Picks and Pans Review: The Exile
updated 08/30/1993 AT 01:00 AM EDT
•originally published 08/30/1993 AT 01:00 AM EDT
Miami lies about 150 miles north of Havana, but for many of South Florida's Cuban exiles, the distance is unbridgeable. At least that's the contention of New York City-based freelance journalist David Rieff (Going to Miami) in the third of his thought-provoking chronicles of cities and citizens in flux.
Rieff approaches the emotionally charged issue of el exilio by telling the story of one Cuban-American family. Having departed from their homeland as teens, architect Raul Rodriguez and his wife, Ninon, a teacher, are, like so many of their compadres, torn between golden memories of the Havana they left and the new life they have made in Miami for themselves and their thoroughly Americanized son, Rully.
But instead of just dreaming about their lost Eden, the Rodriguezes take several journeys (two of them with the author) back home. There they painfully recognize the widening chasm between the two communities; in some respects the closest thing to the Havana of their dreams now lies on this side of the Florida Strait.
When Rieff strays from the story of one family's struggle and gets bogged down in political observations, his narrative suffers.
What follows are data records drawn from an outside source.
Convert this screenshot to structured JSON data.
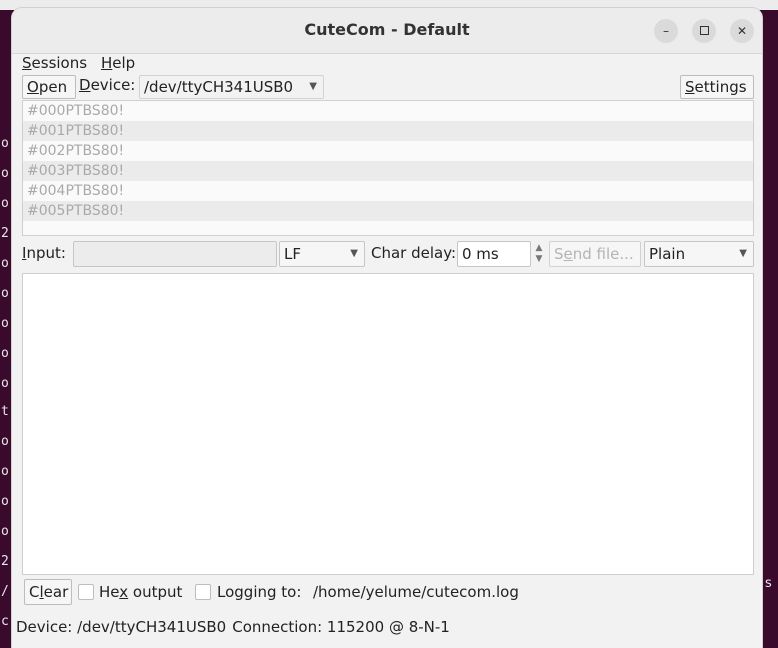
{
  "window": {
    "title": "CuteCom - Default",
    "minimize_glyph": "–",
    "close_glyph": "✕"
  },
  "background_terminal": {
    "left_chars": [
      "o",
      "o",
      "o",
      "2",
      "o",
      "o",
      "o",
      "o",
      "o",
      "t",
      "o",
      "o",
      "o",
      "o",
      "2",
      "/",
      "c"
    ],
    "right_char": "s"
  },
  "menu": {
    "sessions_first": "S",
    "sessions_rest": "essions",
    "help_first": "H",
    "help_rest": "elp"
  },
  "toolbar": {
    "open_first": "O",
    "open_rest": "pen",
    "device_first": "D",
    "device_rest": "evice:",
    "device_value": "/dev/ttyCH341USB0",
    "settings_first": "S",
    "settings_rest": "ettings"
  },
  "history": {
    "items": [
      "#000PTBS80!",
      "#001PTBS80!",
      "#002PTBS80!",
      "#003PTBS80!",
      "#004PTBS80!",
      "#005PTBS80!"
    ]
  },
  "input_bar": {
    "input_first": "I",
    "input_rest": "nput:",
    "input_value": "",
    "line_end": "LF",
    "char_delay_label": "Char delay:",
    "char_delay_value": "0 ms",
    "send_file_pre": "S",
    "send_file_ul": "e",
    "send_file_post": "nd file...",
    "mode": "Plain"
  },
  "bottom_bar": {
    "clear_pre": "C",
    "clear_ul": "l",
    "clear_post": "ear",
    "hex_pre": "He",
    "hex_ul": "x",
    "hex_post": " output",
    "logging_label": "Logging to:",
    "log_path": "/home/yelume/cutecom.log",
    "hex_checked": false,
    "logging_checked": false
  },
  "status": {
    "device": "Device: /dev/ttyCH341USB0",
    "connection": "Connection: 115200 @ 8-N-1"
  }
}
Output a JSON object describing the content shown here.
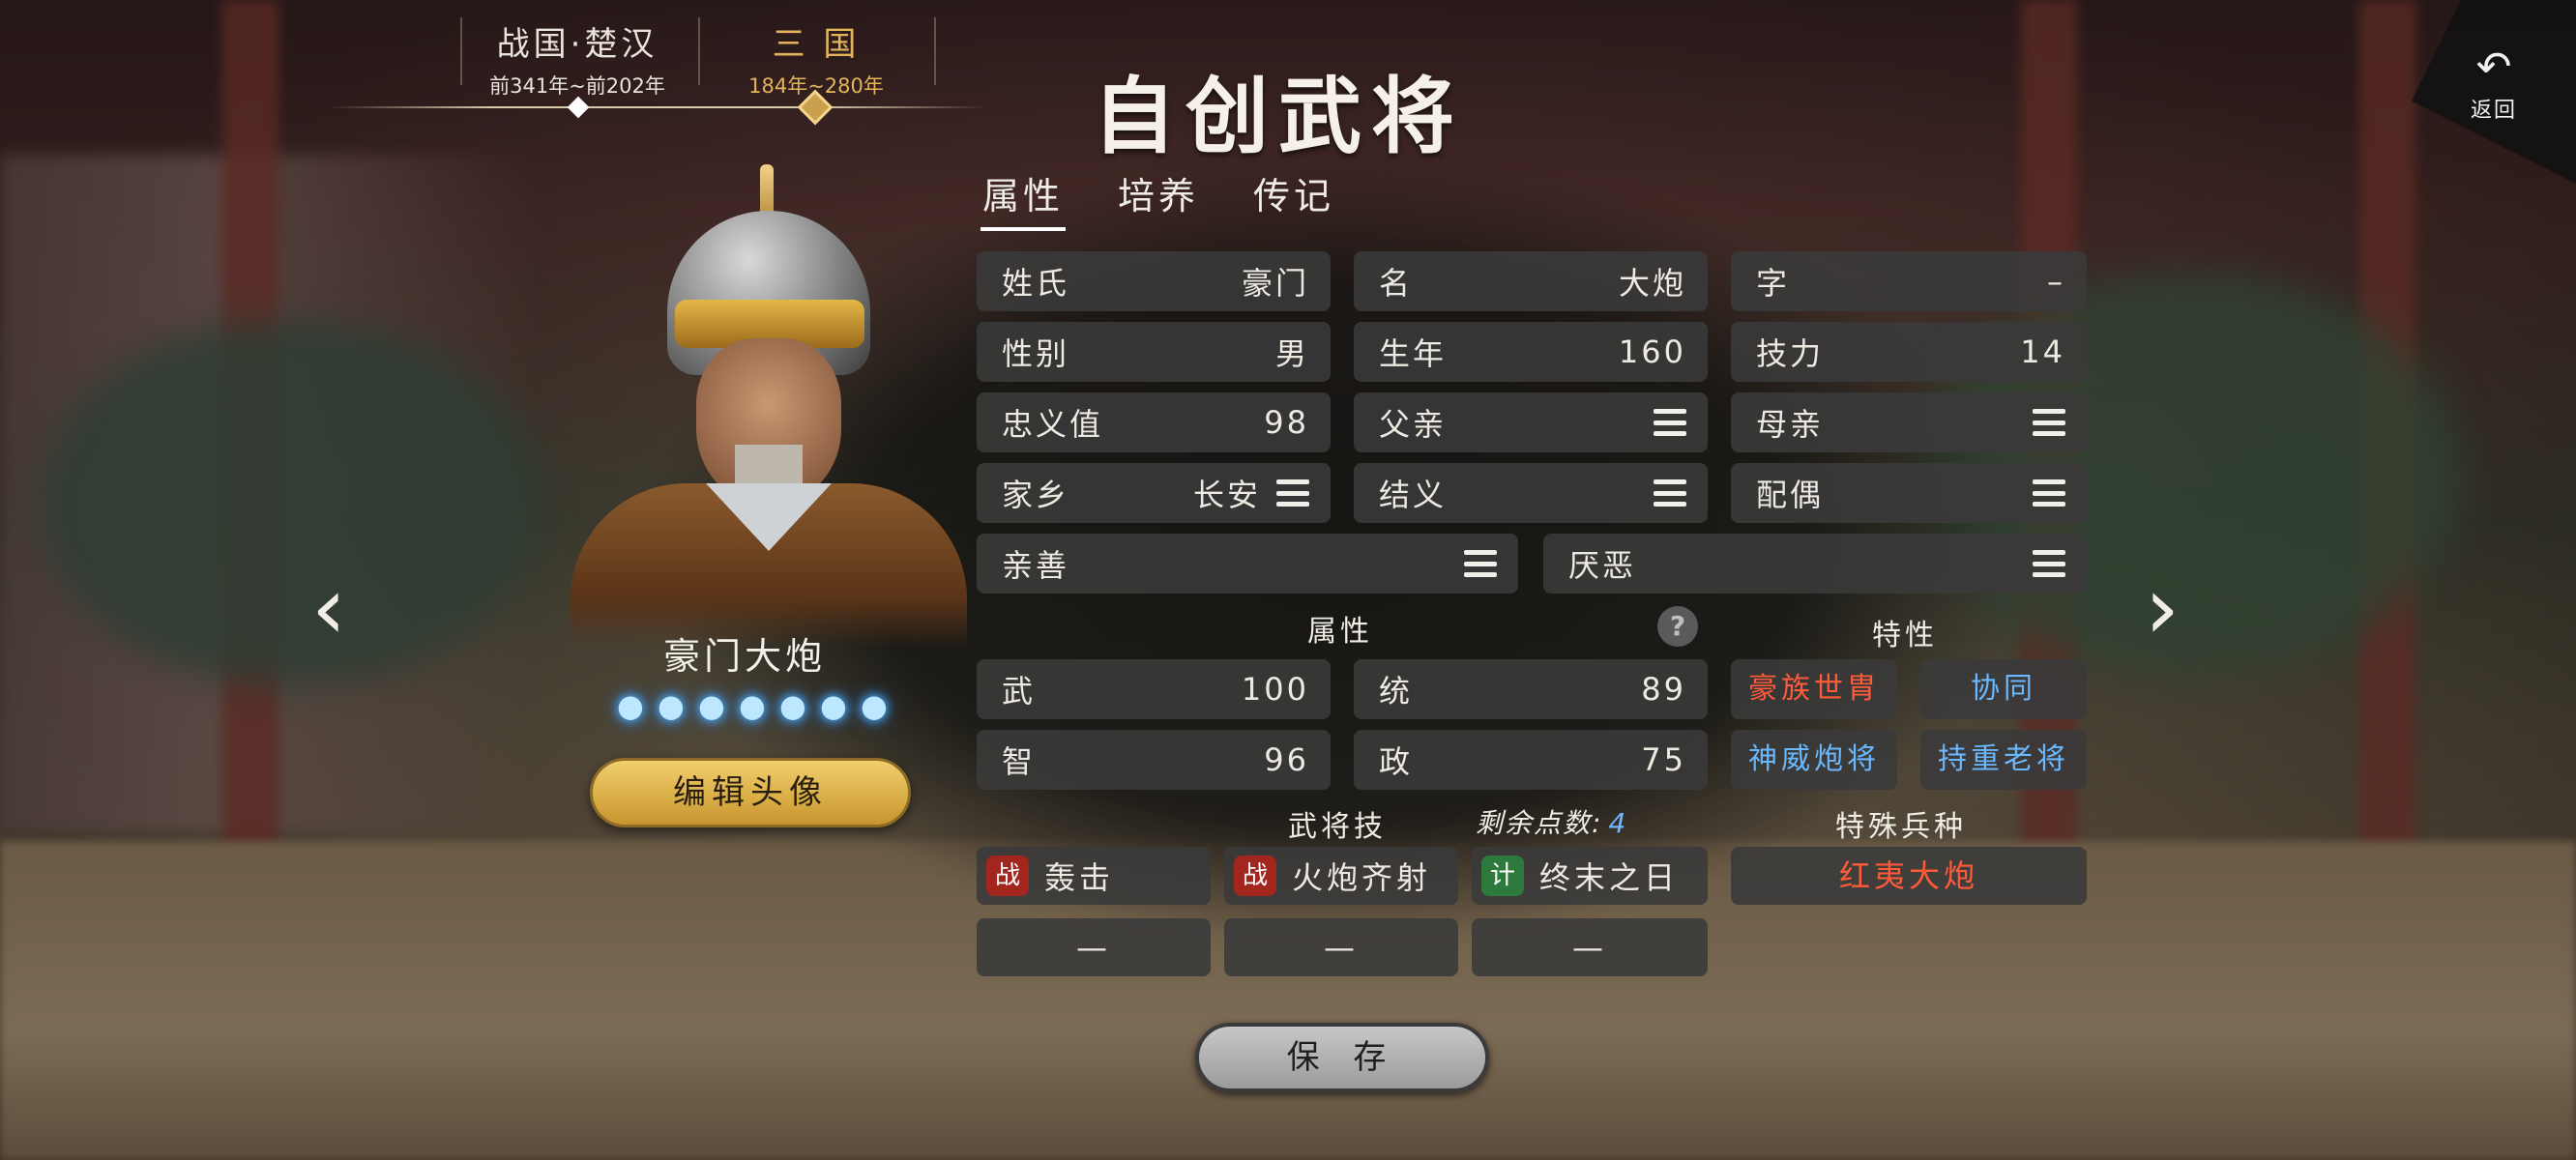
{
  "era": {
    "items": [
      {
        "title": "战国·楚汉",
        "range": "前341年~前202年"
      },
      {
        "title": "三 国",
        "range": "184年~280年"
      }
    ]
  },
  "title": "自创武将",
  "back": {
    "label": "返回",
    "icon": "undo-arrow-icon"
  },
  "hero": {
    "name": "豪门大炮",
    "flame_count": 7,
    "edit_avatar_label": "编辑头像"
  },
  "tabs": [
    "属性",
    "培养",
    "传记"
  ],
  "fields": {
    "surname": {
      "label": "姓氏",
      "value": "豪门"
    },
    "given_name": {
      "label": "名",
      "value": "大炮"
    },
    "style_name": {
      "label": "字",
      "value": "–"
    },
    "gender": {
      "label": "性别",
      "value": "男"
    },
    "birth_year": {
      "label": "生年",
      "value": "160"
    },
    "skill_power": {
      "label": "技力",
      "value": "14"
    },
    "loyalty": {
      "label": "忠义值",
      "value": "98"
    },
    "father": {
      "label": "父亲"
    },
    "mother": {
      "label": "母亲"
    },
    "hometown": {
      "label": "家乡",
      "value": "长安"
    },
    "sworn": {
      "label": "结义"
    },
    "spouse": {
      "label": "配偶"
    },
    "friendly": {
      "label": "亲善"
    },
    "disliked": {
      "label": "厌恶"
    }
  },
  "attributes": {
    "heading": "属性",
    "war": {
      "label": "武",
      "value": "100"
    },
    "command": {
      "label": "统",
      "value": "89"
    },
    "intelligence": {
      "label": "智",
      "value": "96"
    },
    "politics": {
      "label": "政",
      "value": "75"
    }
  },
  "traits": {
    "heading": "特性",
    "items": [
      {
        "label": "豪族世胄",
        "color": "red"
      },
      {
        "label": "协同",
        "color": "blue"
      },
      {
        "label": "神威炮将",
        "color": "blue"
      },
      {
        "label": "持重老将",
        "color": "blue"
      }
    ]
  },
  "skills": {
    "heading": "武将技",
    "remaining_label": "剩余点数:",
    "remaining_value": "4",
    "items": [
      {
        "tag": "战",
        "tag_color": "red",
        "label": "轰击"
      },
      {
        "tag": "战",
        "tag_color": "red",
        "label": "火炮齐射"
      },
      {
        "tag": "计",
        "tag_color": "green",
        "label": "终末之日"
      }
    ],
    "empty_slots": [
      "—",
      "—",
      "—"
    ]
  },
  "special_troop": {
    "heading": "特殊兵种",
    "value": "红夷大炮"
  },
  "save_label": "保 存",
  "colors": {
    "gold": "#e3b45a",
    "trait_red": "#ff5a3a",
    "trait_blue": "#6ab8ff",
    "remaining_blue": "#6fb8ff"
  }
}
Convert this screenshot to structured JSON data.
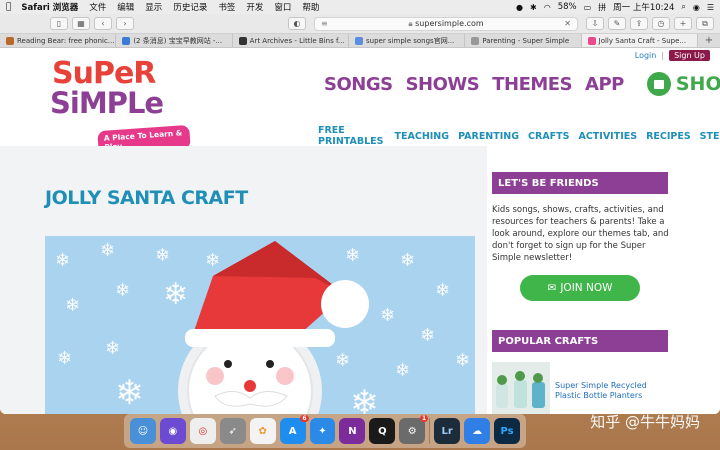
{
  "menubar": {
    "app": "Safari 浏览器",
    "items": [
      "文件",
      "编辑",
      "显示",
      "历史记录",
      "书签",
      "开发",
      "窗口",
      "帮助"
    ],
    "battery": "58%",
    "clock": "周一 上午10:24"
  },
  "browser": {
    "url": "supersimple.com",
    "tabs": [
      {
        "label": "Reading Bear: free phonic..."
      },
      {
        "label": "(2 条消息) 宝宝早教网站 -..."
      },
      {
        "label": "Art Archives - Little Bins f..."
      },
      {
        "label": "super simple songs官网..."
      },
      {
        "label": "Parenting - Super Simple"
      },
      {
        "label": "Jolly Santa Craft - Supe..."
      }
    ]
  },
  "site": {
    "logo": {
      "line1": "SuPeR",
      "line2": "SiMPLe",
      "tagline": "A Place To Learn & Play"
    },
    "login": "Login",
    "separator": "|",
    "signup": "Sign Up",
    "nav": [
      "SONGS",
      "SHOWS",
      "THEMES",
      "APP"
    ],
    "shop": "SHOP",
    "subnav": [
      "FREE PRINTABLES",
      "TEACHING",
      "PARENTING",
      "CRAFTS",
      "ACTIVITIES",
      "RECIPES",
      "STEM"
    ],
    "page_title": "JOLLY SANTA CRAFT",
    "sidebar": {
      "friends_heading": "LET'S BE FRIENDS",
      "friends_text": "Kids songs, shows, crafts, activities, and resources for teachers & parents! Take a look around, explore our themes tab, and don't forget to sign up for the Super Simple newsletter!",
      "join_button": "JOIN NOW",
      "popular_heading": "POPULAR CRAFTS",
      "popular_item": "Super Simple Recycled Plastic Bottle Planters"
    }
  },
  "dock": {
    "apps": [
      {
        "name": "finder",
        "color": "#4a90d9"
      },
      {
        "name": "siri",
        "color": "#6b4bd1"
      },
      {
        "name": "chrome",
        "color": "#e9e9e9"
      },
      {
        "name": "launchpad",
        "color": "#8a8a8a"
      },
      {
        "name": "photos",
        "color": "#f3f3f3"
      },
      {
        "name": "app-store",
        "color": "#1d8ef0",
        "badge": "6"
      },
      {
        "name": "safari",
        "color": "#2b8ae8"
      },
      {
        "name": "onenote",
        "color": "#7b2c9a"
      },
      {
        "name": "qq",
        "color": "#1a1a1a"
      },
      {
        "name": "system-preferences",
        "color": "#6b6b6b",
        "badge": "1"
      },
      {
        "name": "lightroom",
        "color": "#1d2c3b",
        "text": "Lr"
      },
      {
        "name": "baidu-netdisk",
        "color": "#2f7fe6"
      },
      {
        "name": "photoshop",
        "color": "#0c2a44",
        "text": "Ps"
      }
    ]
  },
  "watermark": "知乎 @牛牛妈妈"
}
Still, this is a perceptive look at a provocative topic. (Simon & Schuster, $21)